In celebration of Earth Science Week’s theme of Visualizing Earth Systems, NASA scientists, visualizers and others affiliated with NASA Earth science agreed to share their research and expertise in blog posts. Their blogs feature the latest in the creation and scientific utilization of visualizations.
International Observe the Moon Night (InOMN) is an annual worldwide celebration of lunar science and exploration. One day each year, everyone on Earth is invited to unite and observe and learn about the Moon and its connection to planetary science, and share personal and community connections we all have to the Moon.
Throughout 2015, NASA scientists and educators have been writing blog posts about what light means to them and their research. At NASA Wavelength we would like to highlight these blog posts and associated lists of educational resources to bring this international celebration of light into your classrooms and out-of-school programs.
In this post, we have highlighted some valuable resources you can use to establish summer reading programs with your students, no matter what their age. Summer reading isn’t just about language skills or reading proficiency, it can also serve to further engage students in STEM fields in a new way. From graphic novels to textbook chapters, there's a broad range to choose from on Wavelength.

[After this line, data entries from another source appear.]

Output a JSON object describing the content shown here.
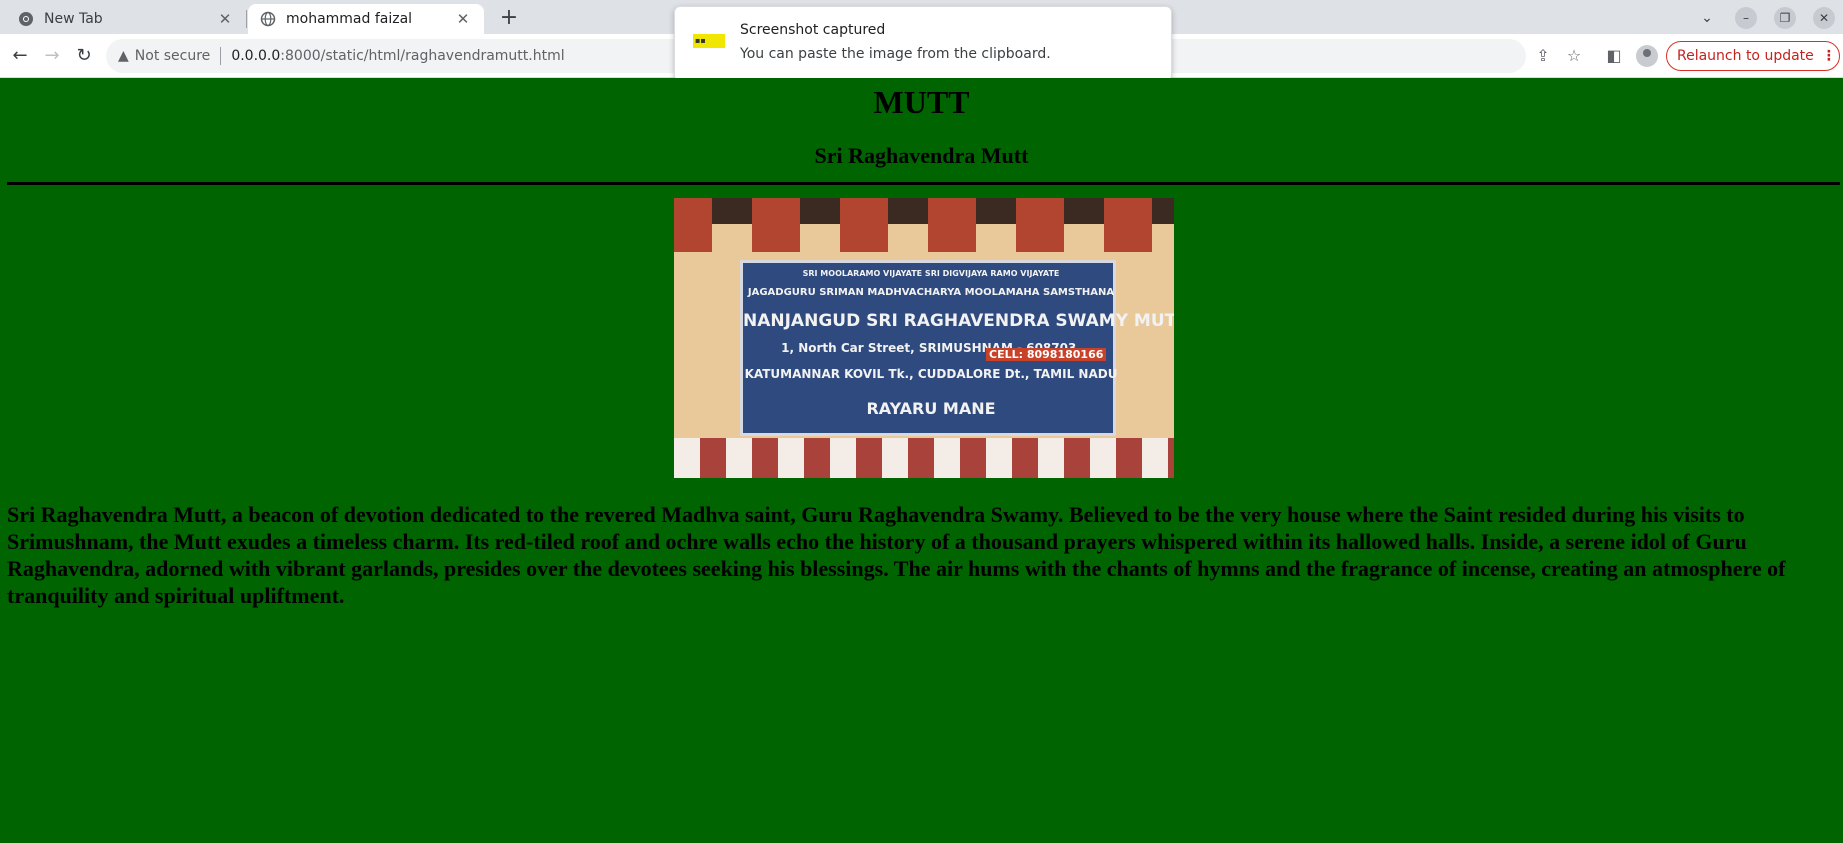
{
  "browser": {
    "tabs": [
      {
        "title": "New Tab",
        "icon": "chrome-icon",
        "active": false
      },
      {
        "title": "mohammad faizal",
        "icon": "globe-icon",
        "active": true
      }
    ],
    "security_label": "Not secure",
    "url_host": "0.0.0.0",
    "url_path": ":8000/static/html/raghavendramutt.html",
    "relaunch_label": "Relaunch to update"
  },
  "notification": {
    "title": "Screenshot captured",
    "message": "You can paste the image from the clipboard."
  },
  "page": {
    "heading": "MUTT",
    "subheading": "Sri Raghavendra Mutt",
    "image": {
      "sign_lines": [
        "SRI MOOLARAMO VIJAYATE          SRI DIGVIJAYA RAMO VIJAYATE",
        "JAGADGURU SRIMAN MADHVACHARYA MOOLAMAHA SAMSTHANA",
        "NANJANGUD SRI RAGHAVENDRA SWAMY MUTT",
        "1, North Car Street, SRIMUSHNAM - 608703.",
        "KATUMANNAR KOVIL Tk., CUDDALORE Dt., TAMIL NADU",
        "RAYARU MANE"
      ],
      "cell_label": "CELL: 8098180166"
    },
    "paragraph": "Sri Raghavendra Mutt, a beacon of devotion dedicated to the revered Madhva saint, Guru Raghavendra Swamy. Believed to be the very house where the Saint resided during his visits to Srimushnam, the Mutt exudes a timeless charm. Its red-tiled roof and ochre walls echo the history of a thousand prayers whispered within its hallowed halls. Inside, a serene idol of Guru Raghavendra, adorned with vibrant garlands, presides over the devotees seeking his blessings. The air hums with the chants of hymns and the fragrance of incense, creating an atmosphere of tranquility and spiritual upliftment."
  },
  "colors": {
    "page_background": "#006400",
    "relaunch_accent": "#c5221f"
  }
}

This year, the 45th anniversary of Earth Day, found students engaged with NASA science like never before. Students of all ages on field trips made their way to the National Mall and Union Station to participate in hands-on science activities with NASA scientists and educators. The general public, too, enjoyed the opportunity to stop and learn more about our home planet, straight from the experts.
The image known as Earthrise, perhaps the most famous photograph of the Earth from space, documents the moment when our planet was seen for the first time by human eyes as it rose above the horizon of another world. A new visualization recreates the event surrounding the capture of this iconic image.